Except for the fact that the Strike Force is hooey. What has succeeded and what is required if we are to have a decent outcome in Iraq are forces in Iraq sufficient to maintain security and promote the transition to political and military control by the Iraqi government. If the debacle in Somalia and the disastrous pre-surge Iraqi tactics taught us anything it is that a small force without a clearly defined objective (and a determination to restore order) quickly becomes fodder for the enemy.
We’ll await with interest whatever new and improved Iraqi position Obama has in mind. But candor should require that he acknowledge that the strategy which has succeeded was the one Obama opposed. Rather than figure out how to adhere to his old, failing policy — withdraw as fast as you can and hope for the best — Obama might consider how to align himself with what has worked. Better to forget transparent stunts like a “Strike Force” which avoid the real issue: how to successfully build upon the surge’s success and transition to an Iraq that can function independently of a substantial U.S. military presence.
One final observation: as he struggles to get in alignment with reality Obama is now playing the “listen to the commanders” card. But that has never been Obama’s view. Indeed, he has resisted at every turn since the surge began taking the advice of General Petraeus. From April’s Philadelphia debate:
GIBSON: And, Senator Obama, your campaign manager, David Plouffe, said, “When he is” — this is talking about you — “When he is elected president, we will be out of Iraq in 16 months at the most. There should be no confusion about that.” So you’d give the same rock-hard pledge, that no matter what the military commanders said, you would give the order to bring them home?
OBAMA: Because the commander-in-chief sets the mission, Charlie. That’s not the role of the generals. And one of the things that’s been interesting about the president’s approach lately has been to say, “Well, I’m just taking cues from General Petraeus.” Well, the president sets the mission. The general and our troops carry out that mission. And, unfortunately, we have had a bad mission set by our civilian leadership, which our military has performed brilliantly. But it is time for us to set a strategy that is going to make the American people safer. Now, I will always listen to our commanders on the ground with respect to tactics, once I’ve given them a new mission, that we are going to proceed deliberately, in an orderly fashion, out of Iraq, and we are going to have our combat troops out. We will not have permanent bases there. Once I have provided that mission, if they come to me and want to adjust tactics, then I will certainly take their recommendations into consideration. But, ultimately, the buck stops with me as the commander-in-chief.

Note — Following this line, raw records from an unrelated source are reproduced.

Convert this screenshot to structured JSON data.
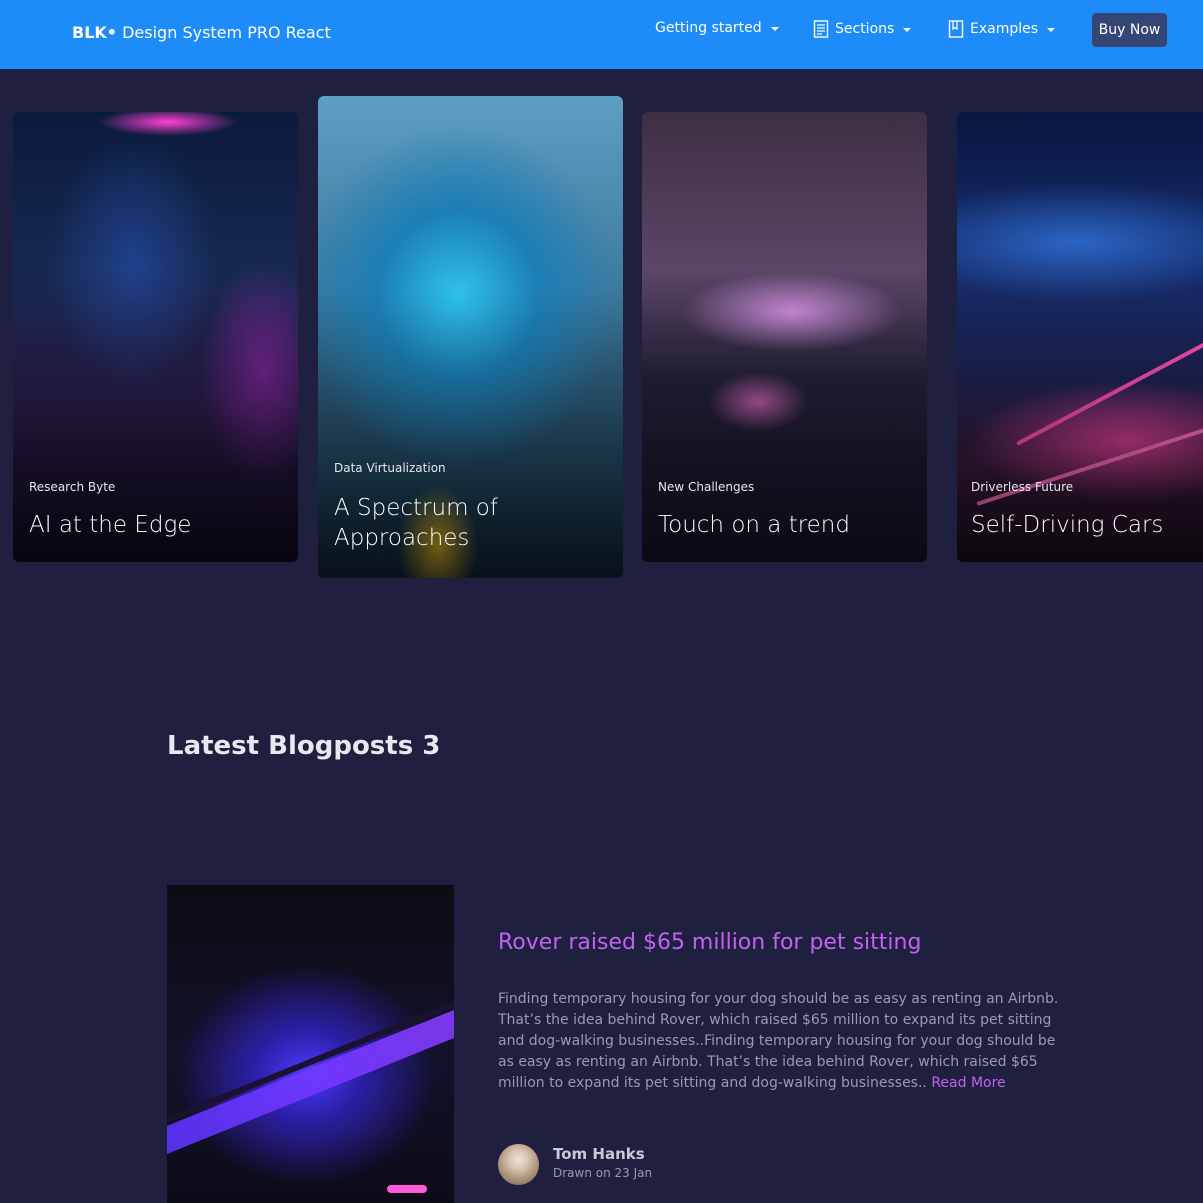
{
  "navbar": {
    "brand_strong": "BLK•",
    "brand_text": "Design System PRO React",
    "items": [
      {
        "label": "Getting started",
        "icon": ""
      },
      {
        "label": "Sections",
        "icon": "paper-icon"
      },
      {
        "label": "Examples",
        "icon": "book-icon"
      }
    ],
    "buy_label": "Buy Now"
  },
  "cards": [
    {
      "category": "Research Byte",
      "title": "AI at the Edge"
    },
    {
      "category": "Data Virtualization",
      "title": "A Spectrum of Approaches"
    },
    {
      "category": "New Challenges",
      "title": "Touch on a trend"
    },
    {
      "category": "Driverless Future",
      "title": "Self-Driving Cars"
    }
  ],
  "blog": {
    "section_title": "Latest Blogposts 3",
    "post": {
      "title": "Rover raised $65 million for pet sitting",
      "text": "Finding temporary housing for your dog should be as easy as renting an Airbnb. That’s the idea behind Rover, which raised $65 million to expand its pet sitting and dog-walking businesses..Finding temporary housing for your dog should be as easy as renting an Airbnb. That’s the idea behind Rover, which raised $65 million to expand its pet sitting and dog-walking businesses..",
      "read_more": "Read More",
      "author": "Tom Hanks",
      "date": "Drawn on 23 Jan"
    }
  },
  "colors": {
    "navbar": "#1d8cf8",
    "background": "#1f2040",
    "accent": "#c063f0",
    "button": "#344675"
  }
}
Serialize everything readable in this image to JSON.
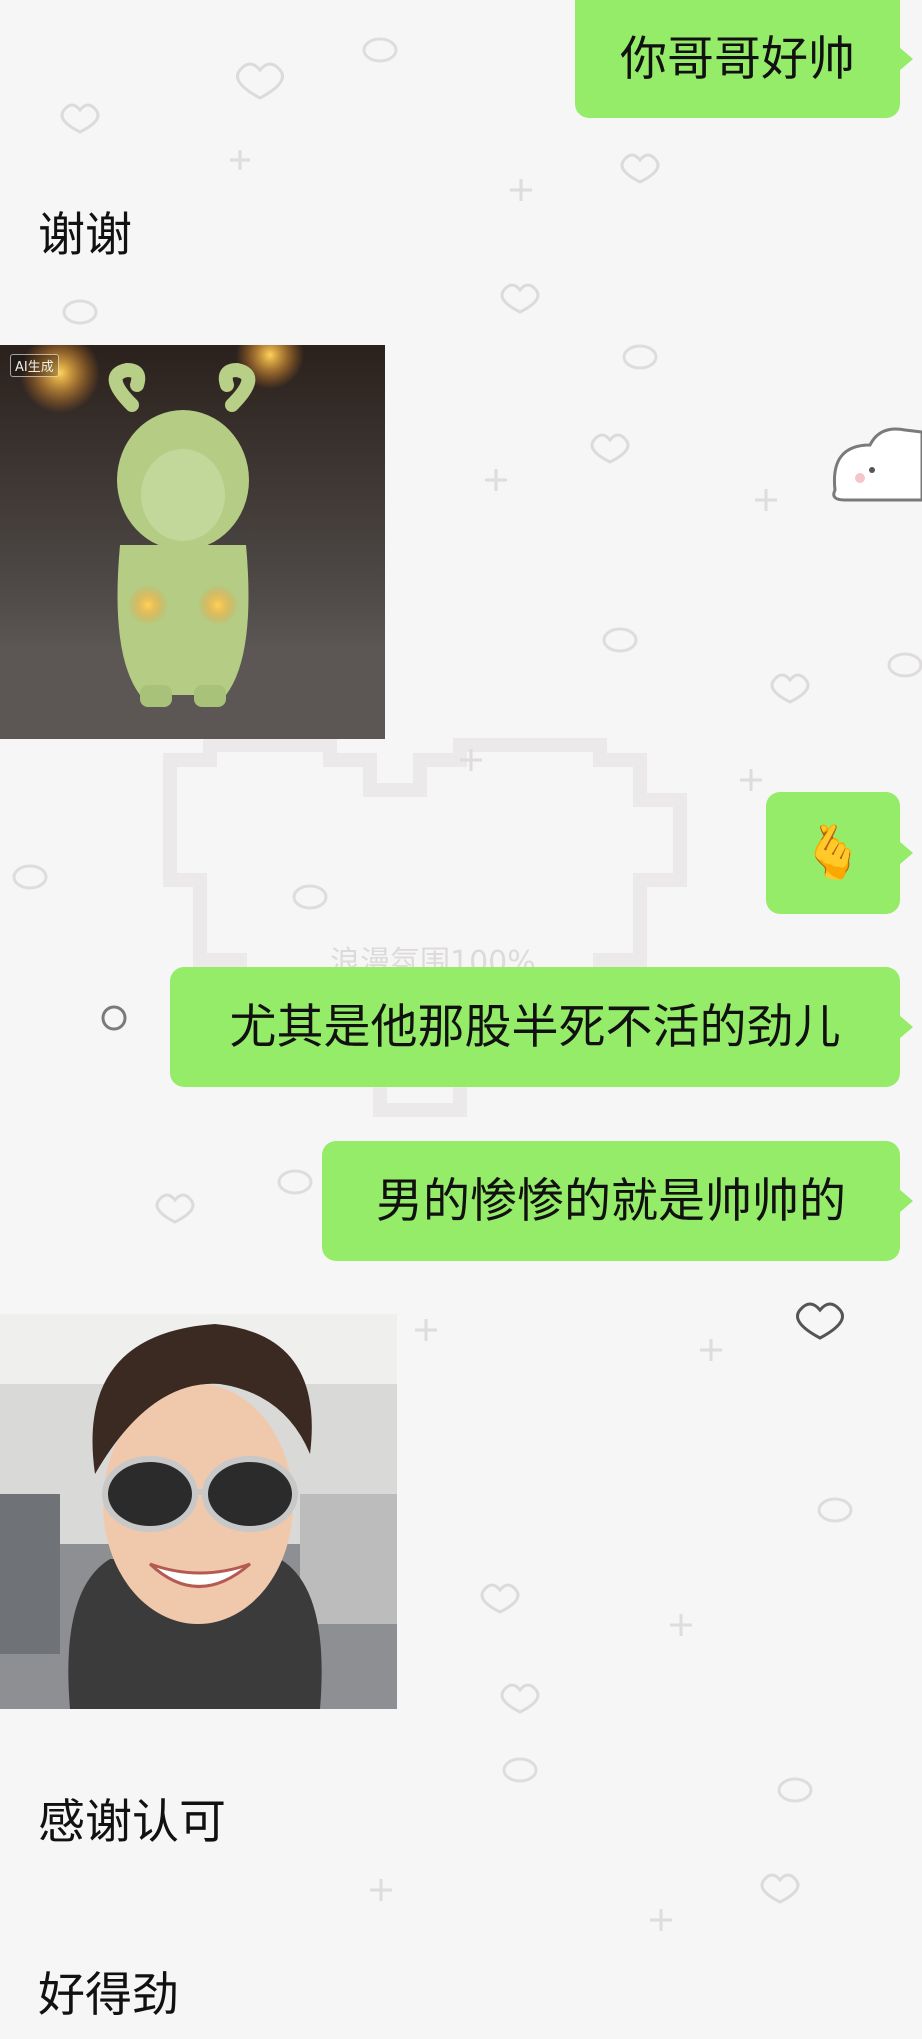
{
  "messages": [
    {
      "side": "right",
      "type": "text",
      "text": "你哥哥好帅"
    },
    {
      "side": "left",
      "type": "text",
      "text": "谢谢"
    },
    {
      "side": "left",
      "type": "image",
      "subject": "green-horned-figurine",
      "badge": "AI生成"
    },
    {
      "side": "right",
      "type": "emoji",
      "text": "🫰"
    },
    {
      "side": "right",
      "type": "text",
      "text": "尤其是他那股半死不活的劲儿"
    },
    {
      "side": "right",
      "type": "text",
      "text": "男的惨惨的就是帅帅的"
    },
    {
      "side": "left",
      "type": "image",
      "subject": "smiling-man-sunglasses-selfie"
    },
    {
      "side": "left",
      "type": "text",
      "text": "感谢认可"
    },
    {
      "side": "left",
      "type": "text",
      "text": "好得劲"
    }
  ],
  "wallpaper": {
    "watermark_text": "浪漫氛围100%"
  },
  "colors": {
    "bubble_sent": "#95ec69",
    "background": "#f7f6f6",
    "text": "#111111"
  }
}
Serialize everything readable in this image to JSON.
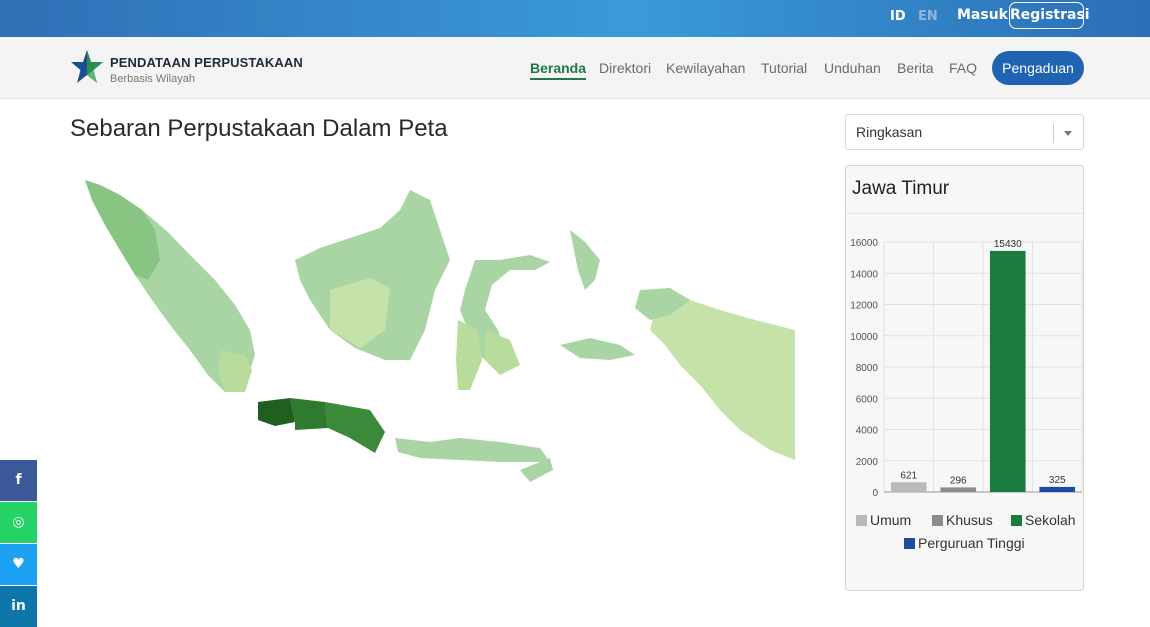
{
  "topbar": {
    "lang_id": "ID",
    "lang_en": "EN",
    "login": "Masuk",
    "register": "Registrasi"
  },
  "brand": {
    "title": "PENDATAAN PERPUSTAKAAN",
    "subtitle": "Berbasis Wilayah",
    "logo_icon": "star-icon"
  },
  "nav": {
    "items": [
      "Beranda",
      "Direktori",
      "Kewilayahan",
      "Tutorial",
      "Unduhan",
      "Berita",
      "FAQ"
    ],
    "active": "Beranda",
    "complaint_button": "Pengaduan"
  },
  "main": {
    "title": "Sebaran Perpustakaan Dalam Peta"
  },
  "sidebar": {
    "select_value": "Ringkasan",
    "panel_title": "Jawa Timur"
  },
  "chart_data": {
    "type": "bar",
    "categories": [
      "Umum",
      "Khusus",
      "Sekolah",
      "Perguruan Tinggi"
    ],
    "values": [
      621,
      296,
      15430,
      325
    ],
    "colors": [
      "#b9b9b9",
      "#8c8c8c",
      "#1b7a3e",
      "#1f4aa0"
    ],
    "ylim": [
      0,
      16000
    ],
    "yticks": [
      0,
      2000,
      4000,
      6000,
      8000,
      10000,
      12000,
      14000,
      16000
    ],
    "grid": true,
    "legend": "bottom"
  },
  "social": [
    {
      "icon": "facebook-icon",
      "glyph": "f",
      "color": "#3b5998"
    },
    {
      "icon": "whatsapp-icon",
      "glyph": "◎",
      "color": "#25d366"
    },
    {
      "icon": "twitter-icon",
      "glyph": "♥",
      "color": "#1da1f2"
    },
    {
      "icon": "linkedin-icon",
      "glyph": "in",
      "color": "#0e76a8"
    }
  ]
}
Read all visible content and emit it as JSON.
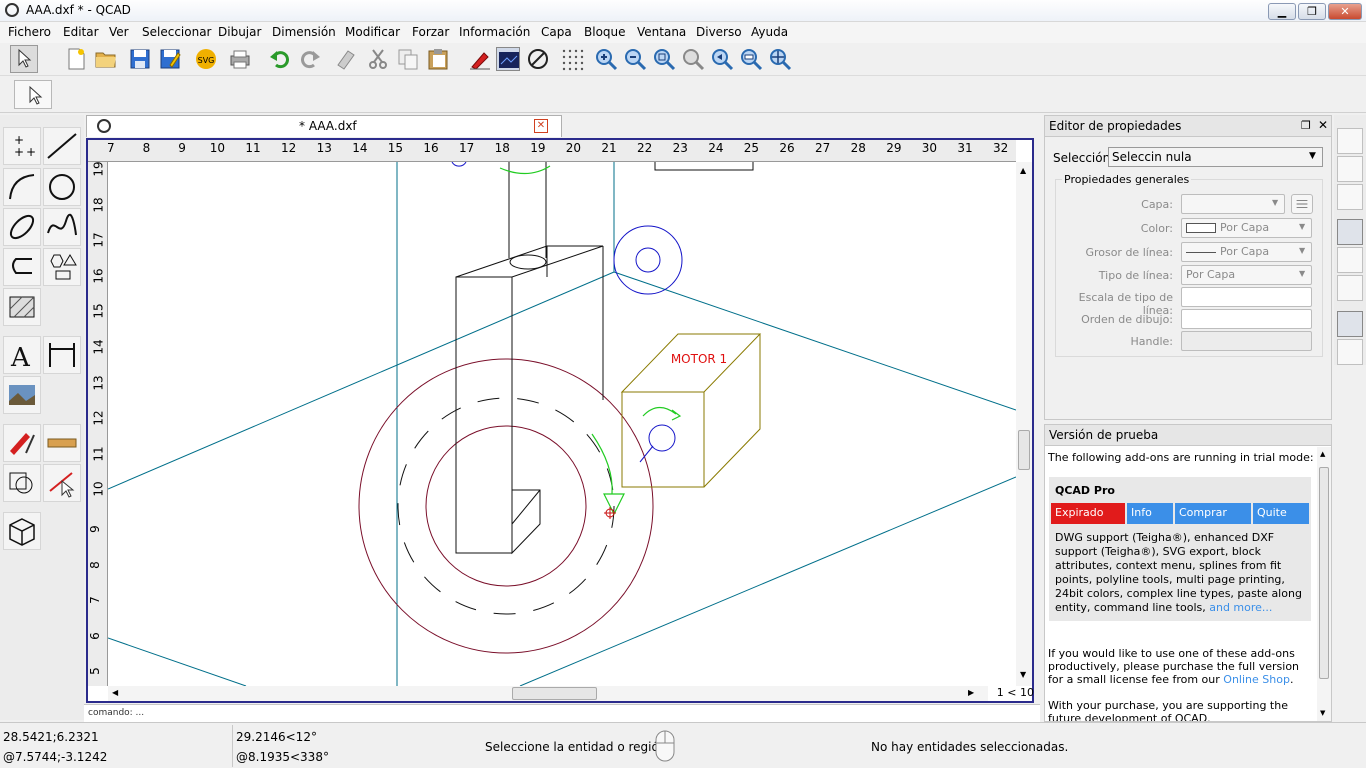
{
  "window": {
    "title": "AAA.dxf * - QCAD",
    "btn_min": "▁",
    "btn_max": "❐",
    "btn_close": "✕"
  },
  "menu": [
    "Fichero",
    "Editar",
    "Ver",
    "Seleccionar",
    "Dibujar",
    "Dimensión",
    "Modificar",
    "Forzar",
    "Información",
    "Capa",
    "Bloque",
    "Ventana",
    "Diverso",
    "Ayuda"
  ],
  "document": {
    "tab_title": "* AAA.dxf",
    "zoom": "1 < 10"
  },
  "ruler": {
    "top": [
      "7",
      "8",
      "9",
      "10",
      "11",
      "12",
      "13",
      "14",
      "15",
      "16",
      "17",
      "18",
      "19",
      "20",
      "21",
      "22",
      "23",
      "24",
      "25",
      "26",
      "27",
      "28",
      "29",
      "30",
      "31",
      "32"
    ],
    "left": [
      "19",
      "18",
      "17",
      "16",
      "15",
      "14",
      "13",
      "12",
      "11",
      "10",
      "9",
      "8",
      "7",
      "6",
      "5"
    ]
  },
  "drawing": {
    "motor_label": "MOTOR 1",
    "colors": {
      "teal": "#006f8a",
      "dark_red": "#7a0f2a",
      "blue": "#1414c8",
      "olive": "#8a7a00",
      "green": "#22cc22",
      "label_red": "#e01010"
    }
  },
  "command_line": {
    "text": "comando: ..."
  },
  "status": {
    "abs_coord": "28.5421;6.2321",
    "rel_coord": "@7.5744;-3.1242",
    "polar_coord": "29.2146<12°",
    "rel_polar": "@8.1935<338°",
    "prompt": "Seleccione la entidad o región",
    "selection": "No hay entidades seleccionadas."
  },
  "properties": {
    "title": "Editor de propiedades",
    "selection_label": "Selección:",
    "selection_value": "Seleccin nula",
    "group_title": "Propiedades generales",
    "rows": [
      {
        "label": "Capa:",
        "value": ""
      },
      {
        "label": "Color:",
        "value": "Por Capa"
      },
      {
        "label": "Grosor de línea:",
        "value": "Por Capa"
      },
      {
        "label": "Tipo de línea:",
        "value": "Por Capa"
      },
      {
        "label": "Escala de tipo de línea:",
        "value": ""
      },
      {
        "label": "Orden de dibujo:",
        "value": ""
      },
      {
        "label": "Handle:",
        "value": ""
      }
    ]
  },
  "trial": {
    "title": "Versión de prueba",
    "intro": "The following add-ons are running in trial mode:",
    "product": "QCAD Pro",
    "buttons": [
      {
        "label": "Expirado",
        "color": "#e11b1b"
      },
      {
        "label": "Info",
        "color": "#3b8fe8"
      },
      {
        "label": "Comprar",
        "color": "#3b8fe8"
      },
      {
        "label": "Quite",
        "color": "#3b8fe8"
      }
    ],
    "description": "DWG support (Teigha®), enhanced DXF support (Teigha®), SVG export, block attributes, context menu, splines from fit points, polyline tools, multi page printing, 24bit colors, complex line types, paste along entity, command line tools,",
    "more_link": "and more...",
    "purchase_text": "If you would like to use one of these add-ons productively, please purchase the full version for a small license fee from our",
    "shop_link": "Online Shop",
    "support_text": "With your purchase, you are supporting the future development of QCAD."
  }
}
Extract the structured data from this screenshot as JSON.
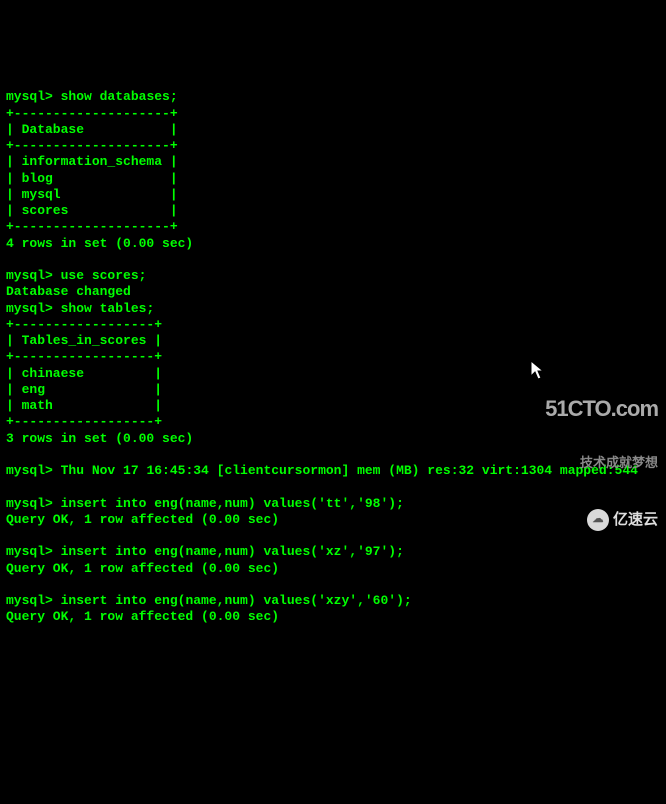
{
  "prompt": "mysql>",
  "cmd1": "show databases;",
  "tbl1_border": "+--------------------+",
  "tbl1_header": "| Database           |",
  "tbl1_rows": [
    "| information_schema |",
    "| blog               |",
    "| mysql              |",
    "| scores             |"
  ],
  "result1": "4 rows in set (0.00 sec)",
  "cmd2": "use scores;",
  "msg2": "Database changed",
  "cmd3": "show tables;",
  "tbl2_border": "+------------------+",
  "tbl2_header": "| Tables_in_scores |",
  "tbl2_rows": [
    "| chinaese         |",
    "| eng              |",
    "| math             |"
  ],
  "result2": "3 rows in set (0.00 sec)",
  "cmd4": "Thu Nov 17 16:45:34 [clientcursormon] mem (MB) res:32 virt:1304 mapped:544",
  "insert1": "insert into eng(name,num) values('tt','98');",
  "insert_ok": "Query OK, 1 row affected (0.00 sec)",
  "insert2": "insert into eng(name,num) values('xz','97');",
  "insert3": "insert into eng(name,num) values('xzy','60');",
  "watermark_51cto_main": "51CTO.com",
  "watermark_51cto_sub": "技术成就梦想",
  "watermark_yisu": "亿速云"
}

The April Obama wasn’t taking cues from the military leaders but the July Obama is. Let’s hope the July one is the real and permanent Obama. And while he’s listening to the commanders he should ask them why the Strike Force is an unworkable and potentially dangerous idea.